- Dataset excerpts:

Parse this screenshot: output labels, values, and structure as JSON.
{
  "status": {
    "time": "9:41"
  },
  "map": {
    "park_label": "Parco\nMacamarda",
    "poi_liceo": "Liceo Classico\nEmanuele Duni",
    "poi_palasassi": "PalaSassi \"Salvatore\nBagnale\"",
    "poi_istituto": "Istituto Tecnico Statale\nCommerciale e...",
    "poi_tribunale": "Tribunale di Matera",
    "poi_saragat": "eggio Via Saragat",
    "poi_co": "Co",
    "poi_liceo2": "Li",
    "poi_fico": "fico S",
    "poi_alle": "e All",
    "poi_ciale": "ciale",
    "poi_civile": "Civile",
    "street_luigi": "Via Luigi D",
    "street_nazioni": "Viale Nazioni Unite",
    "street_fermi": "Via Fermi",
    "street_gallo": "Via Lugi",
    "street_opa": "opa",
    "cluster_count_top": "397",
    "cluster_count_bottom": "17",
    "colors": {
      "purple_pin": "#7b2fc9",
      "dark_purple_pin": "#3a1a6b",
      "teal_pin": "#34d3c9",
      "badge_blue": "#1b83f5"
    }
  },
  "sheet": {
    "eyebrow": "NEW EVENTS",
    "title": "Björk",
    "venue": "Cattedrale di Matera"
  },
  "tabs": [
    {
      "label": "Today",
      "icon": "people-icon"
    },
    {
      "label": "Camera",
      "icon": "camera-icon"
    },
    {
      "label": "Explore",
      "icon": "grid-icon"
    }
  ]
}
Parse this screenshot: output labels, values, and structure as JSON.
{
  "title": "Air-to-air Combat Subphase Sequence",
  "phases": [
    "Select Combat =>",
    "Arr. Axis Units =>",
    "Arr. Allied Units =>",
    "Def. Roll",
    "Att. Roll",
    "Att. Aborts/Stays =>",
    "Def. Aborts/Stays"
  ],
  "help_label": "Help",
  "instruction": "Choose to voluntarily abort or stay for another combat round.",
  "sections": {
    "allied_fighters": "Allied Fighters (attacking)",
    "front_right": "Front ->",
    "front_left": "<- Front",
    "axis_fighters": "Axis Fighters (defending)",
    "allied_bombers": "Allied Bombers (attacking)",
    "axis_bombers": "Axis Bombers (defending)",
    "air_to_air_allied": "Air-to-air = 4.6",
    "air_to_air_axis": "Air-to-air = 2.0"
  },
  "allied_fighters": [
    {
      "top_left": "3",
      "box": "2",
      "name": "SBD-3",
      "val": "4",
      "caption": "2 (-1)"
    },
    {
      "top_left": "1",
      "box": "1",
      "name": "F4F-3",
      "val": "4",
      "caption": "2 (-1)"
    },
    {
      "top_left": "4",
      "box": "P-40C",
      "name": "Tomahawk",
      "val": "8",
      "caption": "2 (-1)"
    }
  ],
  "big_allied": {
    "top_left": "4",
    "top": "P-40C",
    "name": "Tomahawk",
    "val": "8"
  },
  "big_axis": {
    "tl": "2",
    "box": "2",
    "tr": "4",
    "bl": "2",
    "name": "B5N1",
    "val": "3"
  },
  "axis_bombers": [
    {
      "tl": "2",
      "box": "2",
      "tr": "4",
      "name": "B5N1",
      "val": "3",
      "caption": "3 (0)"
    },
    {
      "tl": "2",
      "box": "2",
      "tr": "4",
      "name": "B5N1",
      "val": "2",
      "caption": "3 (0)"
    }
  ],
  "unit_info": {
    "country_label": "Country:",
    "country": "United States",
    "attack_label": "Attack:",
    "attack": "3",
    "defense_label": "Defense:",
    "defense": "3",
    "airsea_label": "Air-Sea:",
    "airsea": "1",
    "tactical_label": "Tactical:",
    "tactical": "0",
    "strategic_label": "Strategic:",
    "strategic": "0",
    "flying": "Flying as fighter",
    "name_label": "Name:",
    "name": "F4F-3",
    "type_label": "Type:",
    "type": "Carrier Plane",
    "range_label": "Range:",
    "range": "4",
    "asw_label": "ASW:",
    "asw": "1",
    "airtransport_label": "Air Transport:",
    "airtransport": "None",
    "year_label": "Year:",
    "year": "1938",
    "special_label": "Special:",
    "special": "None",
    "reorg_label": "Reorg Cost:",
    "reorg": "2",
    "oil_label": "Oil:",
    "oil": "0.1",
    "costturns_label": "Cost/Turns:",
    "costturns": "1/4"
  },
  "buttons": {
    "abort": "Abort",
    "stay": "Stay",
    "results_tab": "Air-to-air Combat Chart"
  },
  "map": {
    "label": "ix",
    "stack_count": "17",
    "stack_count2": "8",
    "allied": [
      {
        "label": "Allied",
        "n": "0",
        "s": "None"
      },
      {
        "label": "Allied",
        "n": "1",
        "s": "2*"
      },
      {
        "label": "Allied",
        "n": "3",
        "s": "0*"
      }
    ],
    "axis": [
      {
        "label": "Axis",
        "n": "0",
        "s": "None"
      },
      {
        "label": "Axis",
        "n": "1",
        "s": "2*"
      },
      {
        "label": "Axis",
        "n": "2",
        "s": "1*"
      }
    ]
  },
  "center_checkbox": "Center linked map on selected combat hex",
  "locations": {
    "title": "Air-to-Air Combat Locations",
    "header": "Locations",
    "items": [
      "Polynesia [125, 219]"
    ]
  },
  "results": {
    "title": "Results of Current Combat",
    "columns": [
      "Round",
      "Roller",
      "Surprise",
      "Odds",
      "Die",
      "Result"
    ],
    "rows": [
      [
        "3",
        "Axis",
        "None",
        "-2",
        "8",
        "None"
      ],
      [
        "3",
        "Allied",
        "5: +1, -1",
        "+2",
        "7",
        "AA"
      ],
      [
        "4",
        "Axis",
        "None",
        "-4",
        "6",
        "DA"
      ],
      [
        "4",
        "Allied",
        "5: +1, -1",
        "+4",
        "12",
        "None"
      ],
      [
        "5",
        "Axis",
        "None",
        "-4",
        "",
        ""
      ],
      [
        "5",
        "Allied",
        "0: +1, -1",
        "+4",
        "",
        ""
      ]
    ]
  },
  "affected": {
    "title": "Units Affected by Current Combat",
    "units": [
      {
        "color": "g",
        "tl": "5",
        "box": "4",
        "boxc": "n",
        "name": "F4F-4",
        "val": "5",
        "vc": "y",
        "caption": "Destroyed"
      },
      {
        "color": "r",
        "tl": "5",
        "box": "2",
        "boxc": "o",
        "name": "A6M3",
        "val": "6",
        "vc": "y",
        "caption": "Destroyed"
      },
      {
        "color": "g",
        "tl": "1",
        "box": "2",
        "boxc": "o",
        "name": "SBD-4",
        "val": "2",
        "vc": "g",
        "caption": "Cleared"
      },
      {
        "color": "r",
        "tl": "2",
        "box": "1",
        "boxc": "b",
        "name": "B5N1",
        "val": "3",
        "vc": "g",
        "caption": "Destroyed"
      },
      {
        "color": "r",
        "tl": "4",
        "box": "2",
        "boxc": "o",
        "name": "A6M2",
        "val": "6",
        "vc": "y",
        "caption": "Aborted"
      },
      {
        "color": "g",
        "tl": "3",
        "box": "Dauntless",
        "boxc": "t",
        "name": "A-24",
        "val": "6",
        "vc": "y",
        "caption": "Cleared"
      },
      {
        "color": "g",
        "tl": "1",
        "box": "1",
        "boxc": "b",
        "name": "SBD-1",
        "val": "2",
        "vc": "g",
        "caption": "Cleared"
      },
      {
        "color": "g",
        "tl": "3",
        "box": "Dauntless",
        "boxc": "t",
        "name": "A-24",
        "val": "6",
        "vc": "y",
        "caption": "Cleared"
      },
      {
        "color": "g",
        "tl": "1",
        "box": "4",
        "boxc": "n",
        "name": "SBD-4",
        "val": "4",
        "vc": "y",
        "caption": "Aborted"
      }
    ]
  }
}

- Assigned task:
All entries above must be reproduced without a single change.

- Expected answer:
Parse this screenshot: output labels, values, and structure as JSON.
{
  "status": {
    "time": "9:41"
  },
  "map": {
    "park_label": "Parco\nMacamarda",
    "poi_liceo": "Liceo Classico\nEmanuele Duni",
    "poi_palasassi": "PalaSassi \"Salvatore\nBagnale\"",
    "poi_istituto": "Istituto Tecnico Statale\nCommerciale e...",
    "poi_tribunale": "Tribunale di Matera",
    "poi_saragat": "eggio Via Saragat",
    "poi_co": "Co",
    "poi_liceo2": "Li",
    "poi_fico": "fico S",
    "poi_alle": "e All",
    "poi_ciale": "ciale",
    "poi_civile": "Civile",
    "street_luigi": "Via Luigi D",
    "street_nazioni": "Viale Nazioni Unite",
    "street_fermi": "Via Fermi",
    "street_gallo": "Via Lugi",
    "street_opa": "opa",
    "cluster_count_top": "397",
    "cluster_count_bottom": "17",
    "colors": {
      "purple_pin": "#7b2fc9",
      "dark_purple_pin": "#3a1a6b",
      "teal_pin": "#34d3c9",
      "badge_blue": "#1b83f5"
    }
  },
  "sheet": {
    "eyebrow": "NEW EVENTS",
    "title": "Björk",
    "venue": "Cattedrale di Matera"
  },
  "tabs": [
    {
      "label": "Today",
      "icon": "people-icon"
    },
    {
      "label": "Camera",
      "icon": "camera-icon"
    },
    {
      "label": "Explore",
      "icon": "grid-icon"
    }
  ]
}
Parse this screenshot: output labels, values, and structure as JSON.
{
  "title": "Air-to-air Combat Subphase Sequence",
  "phases": [
    "Select Combat =>",
    "Arr. Axis Units =>",
    "Arr. Allied Units =>",
    "Def. Roll",
    "Att. Roll",
    "Att. Aborts/Stays =>",
    "Def. Aborts/Stays"
  ],
  "help_label": "Help",
  "instruction": "Choose to voluntarily abort or stay for another combat round.",
  "sections": {
    "allied_fighters": "Allied Fighters (attacking)",
    "front_right": "Front ->",
    "front_left": "<- Front",
    "axis_fighters": "Axis Fighters (defending)",
    "allied_bombers": "Allied Bombers (attacking)",
    "axis_bombers": "Axis Bombers (defending)",
    "air_to_air_allied": "Air-to-air = 4.6",
    "air_to_air_axis": "Air-to-air = 2.0"
  },
  "allied_fighters": [
    {
      "top_left": "3",
      "box": "2",
      "name": "SBD-3",
      "val": "4",
      "caption": "2 (-1)"
    },
    {
      "top_left": "1",
      "box": "1",
      "name": "F4F-3",
      "val": "4",
      "caption": "2 (-1)"
    },
    {
      "top_left": "4",
      "box": "P-40C",
      "name": "Tomahawk",
      "val": "8",
      "caption": "2 (-1)"
    }
  ],
  "big_allied": {
    "top_left": "4",
    "top": "P-40C",
    "name": "Tomahawk",
    "val": "8"
  },
  "big_axis": {
    "tl": "2",
    "box": "2",
    "tr": "4",
    "bl": "2",
    "name": "B5N1",
    "val": "3"
  },
  "axis_bombers": [
    {
      "tl": "2",
      "box": "2",
      "tr": "4",
      "name": "B5N1",
      "val": "3",
      "caption": "3 (0)"
    },
    {
      "tl": "2",
      "box": "2",
      "tr": "4",
      "name": "B5N1",
      "val": "2",
      "caption": "3 (0)"
    }
  ],
  "unit_info": {
    "country_label": "Country:",
    "country": "United States",
    "attack_label": "Attack:",
    "attack": "3",
    "defense_label": "Defense:",
    "defense": "3",
    "airsea_label": "Air-Sea:",
    "airsea": "1",
    "tactical_label": "Tactical:",
    "tactical": "0",
    "strategic_label": "Strategic:",
    "strategic": "0",
    "flying": "Flying as fighter",
    "name_label": "Name:",
    "name": "F4F-3",
    "type_label": "Type:",
    "type": "Carrier Plane",
    "range_label": "Range:",
    "range": "4",
    "asw_label": "ASW:",
    "asw": "1",
    "airtransport_label": "Air Transport:",
    "airtransport": "None",
    "year_label": "Year:",
    "year": "1938",
    "special_label": "Special:",
    "special": "None",
    "reorg_label": "Reorg Cost:",
    "reorg": "2",
    "oil_label": "Oil:",
    "oil": "0.1",
    "costturns_label": "Cost/Turns:",
    "costturns": "1/4"
  },
  "buttons": {
    "abort": "Abort",
    "stay": "Stay",
    "results_tab": "Air-to-air Combat Chart"
  },
  "map": {
    "label": "ix",
    "stack_count": "17",
    "stack_count2": "8",
    "allied": [
      {
        "label": "Allied",
        "n": "0",
        "s": "None"
      },
      {
        "label": "Allied",
        "n": "1",
        "s": "2*"
      },
      {
        "label": "Allied",
        "n": "3",
        "s": "0*"
      }
    ],
    "axis": [
      {
        "label": "Axis",
        "n": "0",
        "s": "None"
      },
      {
        "label": "Axis",
        "n": "1",
        "s": "2*"
      },
      {
        "label": "Axis",
        "n": "2",
        "s": "1*"
      }
    ]
  },
  "center_checkbox": "Center linked map on selected combat hex",
  "locations": {
    "title": "Air-to-Air Combat Locations",
    "header": "Locations",
    "items": [
      "Polynesia [125, 219]"
    ]
  },
  "results": {
    "title": "Results of Current Combat",
    "columns": [
      "Round",
      "Roller",
      "Surprise",
      "Odds",
      "Die",
      "Result"
    ],
    "rows": [
      [
        "3",
        "Axis",
        "None",
        "-2",
        "8",
        "None"
      ],
      [
        "3",
        "Allied",
        "5: +1, -1",
        "+2",
        "7",
        "AA"
      ],
      [
        "4",
        "Axis",
        "None",
        "-4",
        "6",
        "DA"
      ],
      [
        "4",
        "Allied",
        "5: +1, -1",
        "+4",
        "12",
        "None"
      ],
      [
        "5",
        "Axis",
        "None",
        "-4",
        "",
        ""
      ],
      [
        "5",
        "Allied",
        "0: +1, -1",
        "+4",
        "",
        ""
      ]
    ]
  },
  "affected": {
    "title": "Units Affected by Current Combat",
    "units": [
      {
        "color": "g",
        "tl": "5",
        "box": "4",
        "boxc": "n",
        "name": "F4F-4",
        "val": "5",
        "vc": "y",
        "caption": "Destroyed"
      },
      {
        "color": "r",
        "tl": "5",
        "box": "2",
        "boxc": "o",
        "name": "A6M3",
        "val": "6",
        "vc": "y",
        "caption": "Destroyed"
      },
      {
        "color": "g",
        "tl": "1",
        "box": "2",
        "boxc": "o",
        "name": "SBD-4",
        "val": "2",
        "vc": "g",
        "caption": "Cleared"
      },
      {
        "color": "r",
        "tl": "2",
        "box": "1",
        "boxc": "b",
        "name": "B5N1",
        "val": "3",
        "vc": "g",
        "caption": "Destroyed"
      },
      {
        "color": "r",
        "tl": "4",
        "box": "2",
        "boxc": "o",
        "name": "A6M2",
        "val": "6",
        "vc": "y",
        "caption": "Aborted"
      },
      {
        "color": "g",
        "tl": "3",
        "box": "Dauntless",
        "boxc": "t",
        "name": "A-24",
        "val": "6",
        "vc": "y",
        "caption": "Cleared"
      },
      {
        "color": "g",
        "tl": "1",
        "box": "1",
        "boxc": "b",
        "name": "SBD-1",
        "val": "2",
        "vc": "g",
        "caption": "Cleared"
      },
      {
        "color": "g",
        "tl": "3",
        "box": "Dauntless",
        "boxc": "t",
        "name": "A-24",
        "val": "6",
        "vc": "y",
        "caption": "Cleared"
      },
      {
        "color": "g",
        "tl": "1",
        "box": "4",
        "boxc": "n",
        "name": "SBD-4",
        "val": "4",
        "vc": "y",
        "caption": "Aborted"
      }
    ]
  }
}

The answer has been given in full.